### What is expected
Report every line from the material that contains the word "JSON".
╭─ Exercise data
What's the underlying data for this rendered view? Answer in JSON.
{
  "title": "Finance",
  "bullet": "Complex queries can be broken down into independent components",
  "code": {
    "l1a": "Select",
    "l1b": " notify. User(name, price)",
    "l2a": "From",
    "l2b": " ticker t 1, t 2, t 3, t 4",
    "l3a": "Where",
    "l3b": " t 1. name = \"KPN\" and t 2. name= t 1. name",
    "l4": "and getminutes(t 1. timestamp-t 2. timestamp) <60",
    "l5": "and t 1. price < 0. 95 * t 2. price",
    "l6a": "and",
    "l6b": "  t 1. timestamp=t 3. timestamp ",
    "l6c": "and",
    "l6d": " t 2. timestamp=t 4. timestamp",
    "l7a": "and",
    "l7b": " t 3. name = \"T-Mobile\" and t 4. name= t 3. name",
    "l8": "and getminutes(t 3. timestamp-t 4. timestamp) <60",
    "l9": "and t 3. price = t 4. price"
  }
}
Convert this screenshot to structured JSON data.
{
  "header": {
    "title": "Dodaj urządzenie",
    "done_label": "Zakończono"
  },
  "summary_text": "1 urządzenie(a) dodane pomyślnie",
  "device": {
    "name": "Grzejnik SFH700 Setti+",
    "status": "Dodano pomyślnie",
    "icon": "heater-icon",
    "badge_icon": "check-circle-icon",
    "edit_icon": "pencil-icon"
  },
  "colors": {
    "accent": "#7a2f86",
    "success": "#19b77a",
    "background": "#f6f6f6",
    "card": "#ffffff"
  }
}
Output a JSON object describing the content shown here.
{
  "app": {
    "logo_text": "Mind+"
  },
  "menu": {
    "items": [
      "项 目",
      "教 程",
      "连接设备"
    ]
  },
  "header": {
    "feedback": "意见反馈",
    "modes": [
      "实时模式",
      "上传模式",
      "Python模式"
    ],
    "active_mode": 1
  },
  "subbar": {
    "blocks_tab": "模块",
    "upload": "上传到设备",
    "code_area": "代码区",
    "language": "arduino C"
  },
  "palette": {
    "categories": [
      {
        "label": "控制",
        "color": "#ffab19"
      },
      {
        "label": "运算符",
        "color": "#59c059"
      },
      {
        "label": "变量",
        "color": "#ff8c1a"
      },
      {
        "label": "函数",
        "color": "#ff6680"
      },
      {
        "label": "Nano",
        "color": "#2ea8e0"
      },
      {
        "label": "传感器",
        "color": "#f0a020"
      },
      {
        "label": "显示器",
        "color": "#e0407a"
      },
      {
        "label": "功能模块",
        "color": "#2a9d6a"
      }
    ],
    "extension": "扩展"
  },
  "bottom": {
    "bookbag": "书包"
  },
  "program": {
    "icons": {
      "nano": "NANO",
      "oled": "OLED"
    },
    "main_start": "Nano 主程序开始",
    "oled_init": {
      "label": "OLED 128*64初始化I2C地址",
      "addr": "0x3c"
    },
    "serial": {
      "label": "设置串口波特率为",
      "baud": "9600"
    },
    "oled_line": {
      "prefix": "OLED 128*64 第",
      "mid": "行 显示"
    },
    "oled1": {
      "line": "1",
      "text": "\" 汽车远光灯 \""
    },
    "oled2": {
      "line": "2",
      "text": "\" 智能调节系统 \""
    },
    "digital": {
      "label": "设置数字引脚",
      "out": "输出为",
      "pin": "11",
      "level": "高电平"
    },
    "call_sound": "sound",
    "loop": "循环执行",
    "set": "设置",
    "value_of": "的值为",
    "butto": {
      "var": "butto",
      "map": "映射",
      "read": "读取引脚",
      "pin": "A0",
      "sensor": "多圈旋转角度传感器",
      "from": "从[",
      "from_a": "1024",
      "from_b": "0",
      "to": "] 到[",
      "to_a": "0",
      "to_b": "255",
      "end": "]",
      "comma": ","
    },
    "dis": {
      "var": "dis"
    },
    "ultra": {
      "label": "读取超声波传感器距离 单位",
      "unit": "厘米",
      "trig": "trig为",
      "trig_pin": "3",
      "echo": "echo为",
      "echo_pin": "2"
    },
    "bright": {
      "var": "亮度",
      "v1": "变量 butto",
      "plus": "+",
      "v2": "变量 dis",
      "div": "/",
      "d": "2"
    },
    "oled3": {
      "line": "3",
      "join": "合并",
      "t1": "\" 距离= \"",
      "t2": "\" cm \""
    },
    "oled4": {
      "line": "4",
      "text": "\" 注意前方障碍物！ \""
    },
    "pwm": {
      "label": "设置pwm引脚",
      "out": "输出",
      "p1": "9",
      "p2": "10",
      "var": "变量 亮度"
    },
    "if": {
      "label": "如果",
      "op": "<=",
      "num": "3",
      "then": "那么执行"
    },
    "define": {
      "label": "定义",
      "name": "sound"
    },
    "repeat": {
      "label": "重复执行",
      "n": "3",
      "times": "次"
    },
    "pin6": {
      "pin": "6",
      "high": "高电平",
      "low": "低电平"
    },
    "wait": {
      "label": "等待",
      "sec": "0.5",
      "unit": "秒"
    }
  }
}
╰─
### Exercise response
What's the underlying data for this rendered view? Answer in JSON.
Convert this screenshot to structured JSON data.
Output a JSON object describing the content shown here.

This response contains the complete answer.